At the beginning of the school year, Molly Schuld, a science teacher at Reagan College Preparatory High School, dreamed of taking students on a trip to the Galapagos Islands and Ecuador. Now it appears that her dream will come true.

"I care about three things: my students, science and traveling," Schuld said. "I never really thought before about how I could put those three things together. But when this idea came across to me via a flier in my mailbox, I just thought to myself, 'How could I say no to this?'"

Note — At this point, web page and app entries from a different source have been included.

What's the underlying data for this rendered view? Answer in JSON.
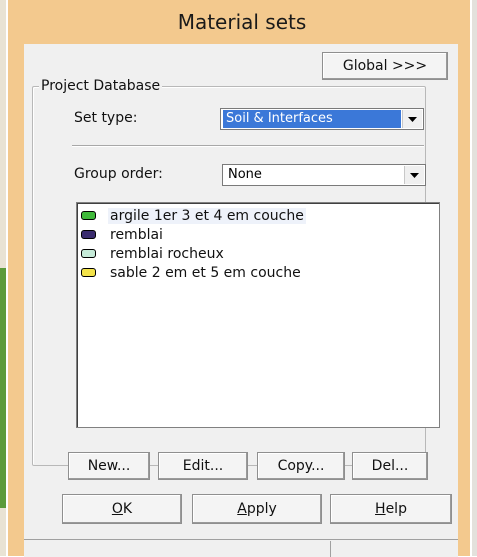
{
  "window": {
    "title": "Material sets"
  },
  "toolbar": {
    "global_label": "Global >>>"
  },
  "project_database": {
    "legend": "Project Database",
    "set_type": {
      "label": "Set type:",
      "value": "Soil & Interfaces"
    },
    "group_order": {
      "label": "Group order:",
      "value": "None"
    },
    "materials": [
      {
        "name": "argile 1er 3 et 4 em couche",
        "color": "#3fb93a",
        "selected": true
      },
      {
        "name": "remblai",
        "color": "#3a2c6e",
        "selected": false
      },
      {
        "name": "remblai rocheux",
        "color": "#c5ead8",
        "selected": false
      },
      {
        "name": "sable 2 em et 5 em couche",
        "color": "#f3e34a",
        "selected": false
      }
    ],
    "actions": {
      "new_label": "New...",
      "edit_label": "Edit...",
      "copy_label": "Copy...",
      "delete_label": "Del..."
    }
  },
  "footer": {
    "ok_mnemonic": "O",
    "ok_rest": "K",
    "apply_mnemonic": "A",
    "apply_rest": "pply",
    "help_mnemonic": "H",
    "help_rest": "elp"
  },
  "colors": {
    "dialog_frame": "#f3c98e",
    "client_bg": "#f0f0f0",
    "selection": "#3b78d8"
  },
  "icons": {
    "dropdown": "chevron-down-icon"
  }
}
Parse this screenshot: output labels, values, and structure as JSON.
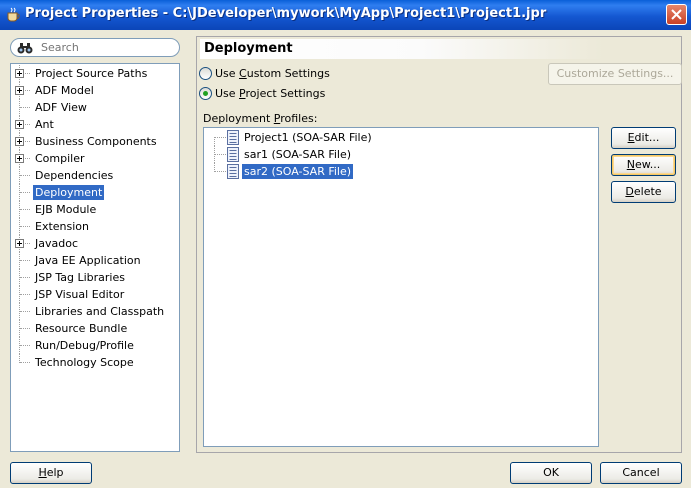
{
  "window": {
    "title": "Project Properties - C:\\JDeveloper\\mywork\\MyApp\\Project1\\Project1.jpr"
  },
  "search": {
    "placeholder": "Search"
  },
  "nav_tree": {
    "items": [
      {
        "label": "Project Source Paths",
        "expandable": true
      },
      {
        "label": "ADF Model",
        "expandable": true
      },
      {
        "label": "ADF View",
        "expandable": false
      },
      {
        "label": "Ant",
        "expandable": true
      },
      {
        "label": "Business Components",
        "expandable": true
      },
      {
        "label": "Compiler",
        "expandable": true
      },
      {
        "label": "Dependencies",
        "expandable": false
      },
      {
        "label": "Deployment",
        "expandable": false,
        "selected": true
      },
      {
        "label": "EJB Module",
        "expandable": false
      },
      {
        "label": "Extension",
        "expandable": false
      },
      {
        "label": "Javadoc",
        "expandable": true
      },
      {
        "label": "Java EE Application",
        "expandable": false
      },
      {
        "label": "JSP Tag Libraries",
        "expandable": false
      },
      {
        "label": "JSP Visual Editor",
        "expandable": false
      },
      {
        "label": "Libraries and Classpath",
        "expandable": false
      },
      {
        "label": "Resource Bundle",
        "expandable": false
      },
      {
        "label": "Run/Debug/Profile",
        "expandable": false
      },
      {
        "label": "Technology Scope",
        "expandable": false
      }
    ]
  },
  "panel": {
    "title": "Deployment",
    "radio_custom": {
      "pre": "Use ",
      "mnemonic": "C",
      "post": "ustom Settings",
      "checked": false
    },
    "radio_project": {
      "pre": "Use ",
      "mnemonic": "P",
      "post": "roject Settings",
      "checked": true
    },
    "customize_button": "Customize Settings...",
    "profiles_label": {
      "pre": "Deployment ",
      "mnemonic": "P",
      "post": "rofiles:"
    },
    "profiles": [
      {
        "label": "Project1 (SOA-SAR File)",
        "selected": false
      },
      {
        "label": "sar1 (SOA-SAR File)",
        "selected": false
      },
      {
        "label": "sar2 (SOA-SAR File)",
        "selected": true
      }
    ],
    "edit_button": {
      "mnemonic": "E",
      "rest": "dit..."
    },
    "new_button": {
      "mnemonic": "N",
      "rest": "ew..."
    },
    "delete_button": {
      "mnemonic": "D",
      "rest": "elete"
    }
  },
  "footer": {
    "help_button": {
      "mnemonic": "H",
      "rest": "elp"
    },
    "ok_button": "OK",
    "cancel_button": "Cancel"
  },
  "colors": {
    "titlebar": "#0b4fcf",
    "selection": "#316ac5",
    "dialog_bg": "#ece9d8"
  }
}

Schuld received approval from Milwaukee Public Schools for the trip, and students have raised more than $22,000, including nearly $3,000 through GoFundMe. In addition, participating students have been making monthly payments toward the trip, using money from work, savings and donations from their families.

"We are all so incredibly appreciative of the support we have received from everyone in the community," Schuld said. "This trip is going to broaden the cultural knowledge of these students, and I couldn’t be more thrilled with the amount of effort they have put into making this happen."

All Reagan students except graduating seniors were eligible to take part in the trip, which is expected to take place soon after the school year ends. Thirty-five students will be participating, and there is a waiting list.

"I think this is a great opportunity for the students to make an impact outside of the classroom and engage with other cultures," said Mike Roemer, principal of Reagan High School.

"I wanted to take the students to a Spanish-speaking country," Schuld said. "I’m also very passionate about environmental science, and with the talk that the Galapagos may not be a tourist destination in the future due to environmental threats, I knew I had to capitalize on the opportunity."

The Galapagos Islands, which are a province of Ecuador, face threats from climate change, pollution, invasive species and other factors. They boast a wide variety of plant and animal species, many of which can be found nowhere else.

The per-student cost of the nine-day trip is $3,750. In September, students set fundraising goals with their parents ranging from hundreds to thousands of dollars. They have sought donations from family and friends, and some have gotten jobs to help pay for the trip.

About $61,420 of the total $131,250 cost still needs to be contributed or raised. Schuld says that she is confident the trip will take place.

Kirstin Hackbarth, a junior, said that her experience volunteering at the Milwaukee County Zoo influenced her interest in the trip. "A couple of zoo keepers that I worked with went on the exact same trip about a year ago so when this opportunity came up I just said, 'Oh my God.'"

Adam Jaraba, a sophomore, said he is incredibly thankful for his family’s support. "We have a lot of family helping us fund raise," he said. "My mom and cousins have all gone out selling chocolates, which has been a huge help to me."

Jaraba, Hackbarth and other students said they are passionate about engaging with a different culture. "To see a new culture will provide us insight to a different lifestyle and we are all excited to live that for nine days," Jaraba said.

Five teachers signed on to chaperone the trip. Said Misa Sato, International Baccalaureate coordinator at Reagan, "I love travelling and I love these kids; I think this trip will open up a lot of doors for them."